- Leave work on time to set aside the evenings: If you find yourself having trouble leaving the office in the evening, set a hard deadline for when you leave the office. To make sure you leave on time, approximately, 30 minutes before you leave, begin a process to shut down for the day. Leaving the office at a reasonable hour can give you the evening for personal time.
- Change your commute. If you have the option, could you shift your time to work from home 1-2 days a week? Alternatively, could you start work early so you can leave early? Or vice-versa?
Whatever you do, the key is design a schedule that includes protected blocks of time just for you. This means setting clear work and personal boundaries.
Finally, parents have an especially difficult time looking for personal time. For that reason, I’ve included a few more tips for this group! See below.
You, too, can change your relationship with time into a healthy, long-lasting, and loving relationship.
Time Tips Bonus for Parents
- Examine flexible work options: Work flexibility especially for working moms can be essential for better life balance. But so many women never ask assuming it isn’t possible. Learn about asking for a flexible work schedule. Could you tele-commute 1 or 2 days a week? Could you work a compressed work week and get Fridays off? Investigate and explore.
- Stagger the parenting load. My husband and I used to a ton of parenting together. But then we started an approach where one parent spent quality one-to-one time with our daughter while the other did what they needed for themselves. Each parent gets their own kid “shift” so the other parent gets 2-3 hours blocks to themselves. Ah ha!

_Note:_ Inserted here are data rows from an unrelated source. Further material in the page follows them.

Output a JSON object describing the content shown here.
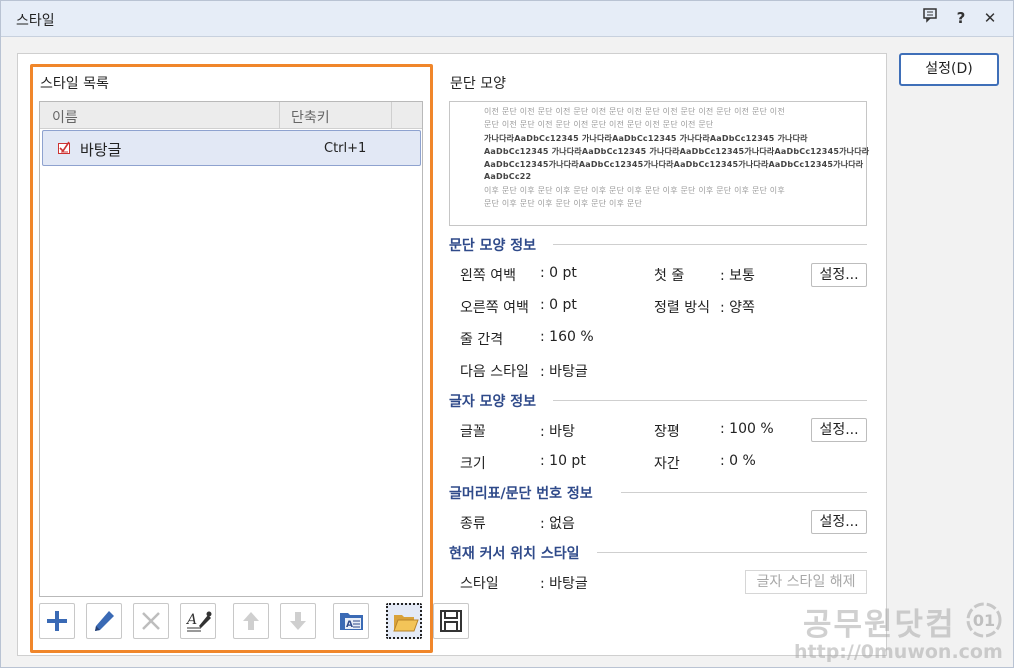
{
  "window": {
    "title": "스타일",
    "icons": [
      "comment-icon",
      "help-icon",
      "close-icon"
    ],
    "help_glyph": "?",
    "close_glyph": "✕"
  },
  "style_list": {
    "title": "스타일 목록",
    "col_name": "이름",
    "col_shortcut": "단축키",
    "rows": [
      {
        "name": "바탕글",
        "shortcut": "Ctrl+1",
        "selected": true
      }
    ]
  },
  "toolbar": [
    {
      "name": "add-style-button",
      "icon": "plus-icon",
      "enabled": true
    },
    {
      "name": "edit-style-button",
      "icon": "pencil-icon",
      "enabled": true
    },
    {
      "name": "delete-style-button",
      "icon": "x-icon",
      "enabled": false
    },
    {
      "name": "apply-format-button",
      "icon": "eyedropper-icon",
      "enabled": true
    },
    {
      "name": "move-up-button",
      "icon": "arrow-up-icon",
      "enabled": false
    },
    {
      "name": "move-down-button",
      "icon": "arrow-down-icon",
      "enabled": false
    },
    {
      "name": "import-style-button",
      "icon": "folder-style-icon",
      "enabled": true
    },
    {
      "name": "open-style-button",
      "icon": "open-folder-icon",
      "enabled": true,
      "selected": true
    },
    {
      "name": "save-style-button",
      "icon": "save-icon",
      "enabled": true
    }
  ],
  "preview": {
    "title": "문단 모양",
    "prev_lines": [
      "이전 문단 이전 문단 이전 문단 이전 문단 이전 문단 이전 문단 이전 문단 이전 문단 이전",
      "문단 이전 문단 이전 문단 이전 문단 이전 문단 이전 문단 이전 문단"
    ],
    "sample_lines": [
      "가나다라AaDbCc12345        가나다라AaDbCc12345        가나다라AaDbCc12345        가나다라",
      "AaDbCc12345  가나다라AaDbCc12345  가나다라AaDbCc12345가나다라AaDbCc12345가나다라",
      "AaDbCc12345가나다라AaDbCc12345가나다라AaDbCc12345가나다라AaDbCc12345가나다라",
      "AaDbCc22"
    ],
    "next_lines": [
      "이후 문단 이후 문단 이후 문단 이후 문단 이후 문단 이후 문단 이후 문단 이후 문단 이후",
      "문단 이후 문단 이후 문단 이후 문단 이후 문단"
    ]
  },
  "para_info": {
    "title": "문단 모양 정보",
    "left_margin_label": "왼쪽 여백",
    "left_margin_value": ": 0 pt",
    "right_margin_label": "오른쪽 여백",
    "right_margin_value": ": 0 pt",
    "line_spacing_label": "줄 간격",
    "line_spacing_value": ": 160 %",
    "next_style_label": "다음 스타일",
    "next_style_value": ": 바탕글",
    "first_line_label": "첫 줄",
    "first_line_value": ": 보통",
    "align_label": "정렬 방식",
    "align_value": ": 양쪽",
    "settings_label": "설정..."
  },
  "char_info": {
    "title": "글자 모양 정보",
    "font_label": "글꼴",
    "font_value": ": 바탕",
    "size_label": "크기",
    "size_value": ": 10 pt",
    "ratio_label": "장평",
    "ratio_value": ": 100 %",
    "spacing_label": "자간",
    "spacing_value": ": 0 %",
    "settings_label": "설정..."
  },
  "numbering_info": {
    "title": "글머리표/문단 번호 정보",
    "type_label": "종류",
    "type_value": ": 없음",
    "settings_label": "설정..."
  },
  "cursor_info": {
    "title": "현재 커서 위치 스타일",
    "style_label": "스타일",
    "style_value": ": 바탕글",
    "unset_label": "글자 스타일 해제"
  },
  "settings_button": "설정(D)",
  "watermark": {
    "brand": "공무원닷컴",
    "url": "http://0muwon.com",
    "logo_text": "01"
  },
  "colors": {
    "accent": "#f0862a",
    "section_title": "#2f4a8a",
    "selection": "#e2e8f5",
    "primary_border": "#3f6fb8"
  }
}
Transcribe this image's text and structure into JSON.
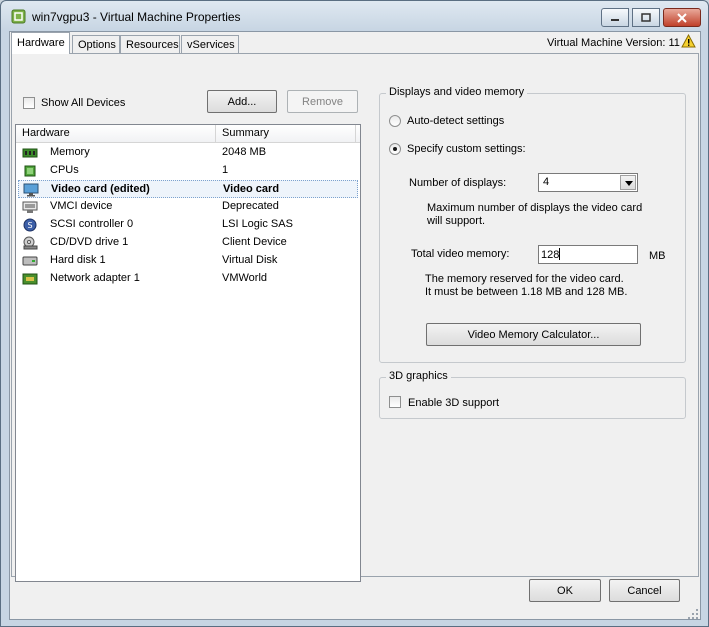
{
  "window": {
    "title": "win7vgpu3 - Virtual Machine Properties",
    "controls": {
      "minimize": "minimize",
      "maximize": "maximize",
      "close": "close"
    }
  },
  "tabs": [
    {
      "label": "Hardware",
      "active": true
    },
    {
      "label": "Options",
      "active": false
    },
    {
      "label": "Resources",
      "active": false
    },
    {
      "label": "vServices",
      "active": false
    }
  ],
  "version_label": "Virtual Machine Version: 11",
  "show_all_devices": {
    "label": "Show All Devices",
    "checked": false
  },
  "buttons": {
    "add": "Add...",
    "remove": "Remove",
    "ok": "OK",
    "cancel": "Cancel",
    "calculator": "Video Memory Calculator..."
  },
  "hardware_list": {
    "columns": [
      "Hardware",
      "Summary"
    ],
    "rows": [
      {
        "icon": "memory-icon",
        "name": "Memory",
        "summary": "2048 MB",
        "selected": false
      },
      {
        "icon": "cpu-icon",
        "name": "CPUs",
        "summary": "1",
        "selected": false
      },
      {
        "icon": "monitor-icon",
        "name": "Video card  (edited)",
        "summary": "Video card",
        "selected": true
      },
      {
        "icon": "vmci-icon",
        "name": "VMCI device",
        "summary": "Deprecated",
        "selected": false
      },
      {
        "icon": "scsi-icon",
        "name": "SCSI controller 0",
        "summary": "LSI Logic SAS",
        "selected": false
      },
      {
        "icon": "cd-icon",
        "name": "CD/DVD drive 1",
        "summary": "Client Device",
        "selected": false
      },
      {
        "icon": "disk-icon",
        "name": "Hard disk 1",
        "summary": "Virtual Disk",
        "selected": false
      },
      {
        "icon": "network-icon",
        "name": "Network adapter 1",
        "summary": "VMWorld",
        "selected": false
      }
    ]
  },
  "displays_group": {
    "title": "Displays and video memory",
    "auto_detect": {
      "label": "Auto-detect settings",
      "selected": false
    },
    "custom": {
      "label": "Specify custom settings:",
      "selected": true
    },
    "num_displays_label": "Number of displays:",
    "num_displays_value": "4",
    "num_displays_note_1": "Maximum number of displays the video card",
    "num_displays_note_2": "will support.",
    "total_memory_label": "Total video memory:",
    "total_memory_value": "128",
    "memory_unit": "MB",
    "memory_note_1": "The memory reserved for the video card.",
    "memory_note_2": "It must be between 1.18 MB and 128 MB."
  },
  "graphics3d_group": {
    "title": "3D graphics",
    "enable": {
      "label": "Enable 3D support",
      "checked": false
    }
  }
}
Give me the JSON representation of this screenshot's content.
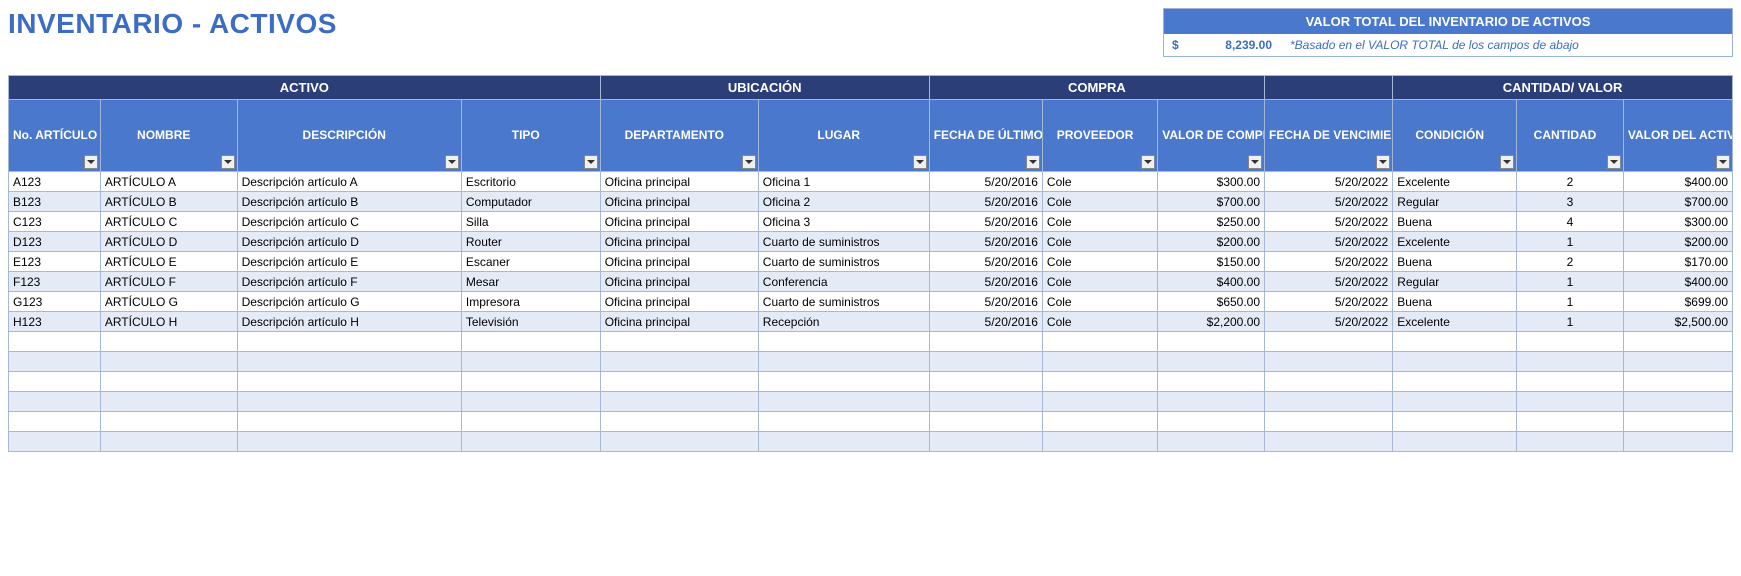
{
  "title": "INVENTARIO - ACTIVOS",
  "total": {
    "header": "VALOR TOTAL DEL INVENTARIO DE ACTIVOS",
    "currency": "$",
    "amount": "8,239.00",
    "note": "*Basado en el VALOR TOTAL de los campos de abajo"
  },
  "groups": {
    "g0": "ACTIVO",
    "g1": "UBICACIÓN",
    "g2": "COMPRA",
    "g3": "",
    "g4": "CANTIDAD/ VALOR"
  },
  "cols": {
    "c0": "No. ARTÍCULO",
    "c1": "NOMBRE",
    "c2": "DESCRIPCIÓN",
    "c3": "TIPO",
    "c4": "DEPARTAMENTO",
    "c5": "LUGAR",
    "c6": "FECHA DE ÚLTIMO PEDIDO",
    "c7": "PROVEEDOR",
    "c8": "VALOR DE COMPRA POR ARTÍCULO",
    "c9": "FECHA DE VENCIMIENTO DE LA GARANTÍA",
    "c10": "CONDICIÓN",
    "c11": "CANTIDAD",
    "c12": "VALOR DEL ACTIVO"
  },
  "rows": [
    {
      "id": "A123",
      "name": "ARTÍCULO A",
      "desc": "Descripción artículo A",
      "type": "Escritorio",
      "dept": "Oficina principal",
      "loc": "Oficina 1",
      "date": "5/20/2016",
      "prov": "Cole",
      "price": "$300.00",
      "warr": "5/20/2022",
      "cond": "Excelente",
      "qty": "2",
      "val": "$400.00"
    },
    {
      "id": "B123",
      "name": "ARTÍCULO B",
      "desc": "Descripción artículo B",
      "type": "Computador",
      "dept": "Oficina principal",
      "loc": "Oficina 2",
      "date": "5/20/2016",
      "prov": "Cole",
      "price": "$700.00",
      "warr": "5/20/2022",
      "cond": "Regular",
      "qty": "3",
      "val": "$700.00"
    },
    {
      "id": "C123",
      "name": "ARTÍCULO C",
      "desc": "Descripción artículo C",
      "type": "Silla",
      "dept": "Oficina principal",
      "loc": "Oficina 3",
      "date": "5/20/2016",
      "prov": "Cole",
      "price": "$250.00",
      "warr": "5/20/2022",
      "cond": "Buena",
      "qty": "4",
      "val": "$300.00"
    },
    {
      "id": "D123",
      "name": "ARTÍCULO D",
      "desc": "Descripción artículo D",
      "type": "Router",
      "dept": "Oficina principal",
      "loc": "Cuarto de suministros",
      "date": "5/20/2016",
      "prov": "Cole",
      "price": "$200.00",
      "warr": "5/20/2022",
      "cond": "Excelente",
      "qty": "1",
      "val": "$200.00"
    },
    {
      "id": "E123",
      "name": "ARTÍCULO E",
      "desc": "Descripción artículo E",
      "type": "Escaner",
      "dept": "Oficina principal",
      "loc": "Cuarto de suministros",
      "date": "5/20/2016",
      "prov": "Cole",
      "price": "$150.00",
      "warr": "5/20/2022",
      "cond": "Buena",
      "qty": "2",
      "val": "$170.00"
    },
    {
      "id": "F123",
      "name": "ARTÍCULO F",
      "desc": "Descripción artículo F",
      "type": "Mesar",
      "dept": "Oficina principal",
      "loc": "Conferencia",
      "date": "5/20/2016",
      "prov": "Cole",
      "price": "$400.00",
      "warr": "5/20/2022",
      "cond": "Regular",
      "qty": "1",
      "val": "$400.00"
    },
    {
      "id": "G123",
      "name": "ARTÍCULO G",
      "desc": "Descripción artículo G",
      "type": "Impresora",
      "dept": "Oficina principal",
      "loc": "Cuarto de suministros",
      "date": "5/20/2016",
      "prov": "Cole",
      "price": "$650.00",
      "warr": "5/20/2022",
      "cond": "Buena",
      "qty": "1",
      "val": "$699.00"
    },
    {
      "id": "H123",
      "name": "ARTÍCULO H",
      "desc": "Descripción artículo H",
      "type": "Televisión",
      "dept": "Oficina principal",
      "loc": "Recepción",
      "date": "5/20/2016",
      "prov": "Cole",
      "price": "$2,200.00",
      "warr": "5/20/2022",
      "cond": "Excelente",
      "qty": "1",
      "val": "$2,500.00"
    }
  ],
  "emptyRows": 6
}
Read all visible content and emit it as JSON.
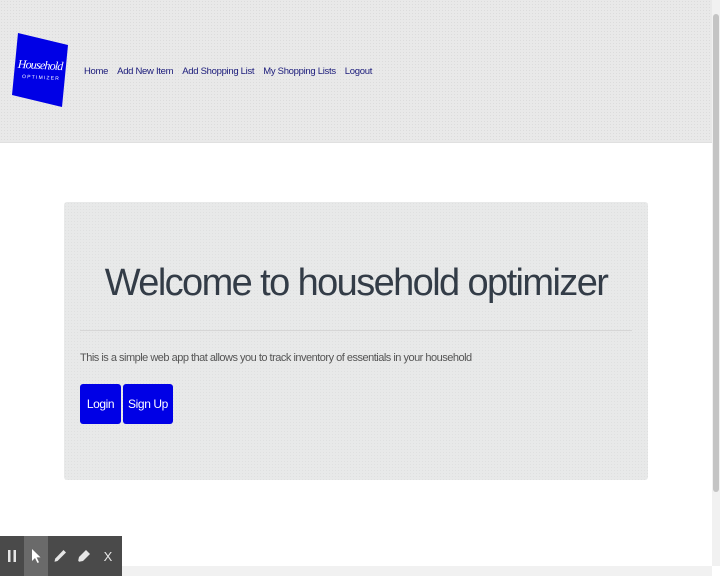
{
  "brand": {
    "logo_main": "Household",
    "logo_sub": "OPTIMIZER",
    "color": "#0000e6"
  },
  "nav": {
    "items": [
      {
        "label": "Home"
      },
      {
        "label": "Add New Item"
      },
      {
        "label": "Add Shopping List"
      },
      {
        "label": "My Shopping Lists"
      },
      {
        "label": "Logout"
      }
    ]
  },
  "jumbotron": {
    "title": "Welcome to household optimizer",
    "description": "This is a simple web app that allows you to track inventory of essentials in your household",
    "buttons": {
      "login": "Login",
      "signup": "Sign Up"
    },
    "button_color": "#0000e6"
  },
  "toolbar": {
    "tools": [
      {
        "icon": "pause-icon"
      },
      {
        "icon": "cursor-icon"
      },
      {
        "icon": "pen-icon"
      },
      {
        "icon": "highlighter-icon"
      },
      {
        "icon": "close-icon",
        "label": "X"
      }
    ]
  }
}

- Consider meal planning. You can find considerable time savings with meal planning and preparation. This probably deserves its own blog post but the big opportunity is to plan in advance, shop in advance, and meal prep in advance (like the night before or over the weekend) so that your evenings open up. My experience is this can give you hours back in any given week
- Morning routine: Creating just a . Make your mornings work for you so run as smooth as possible. Can you get you and your family’s outfits set out? Can the breakfast be prepped? Can the lunches be packed in advance? Can backpacks be organized in advance?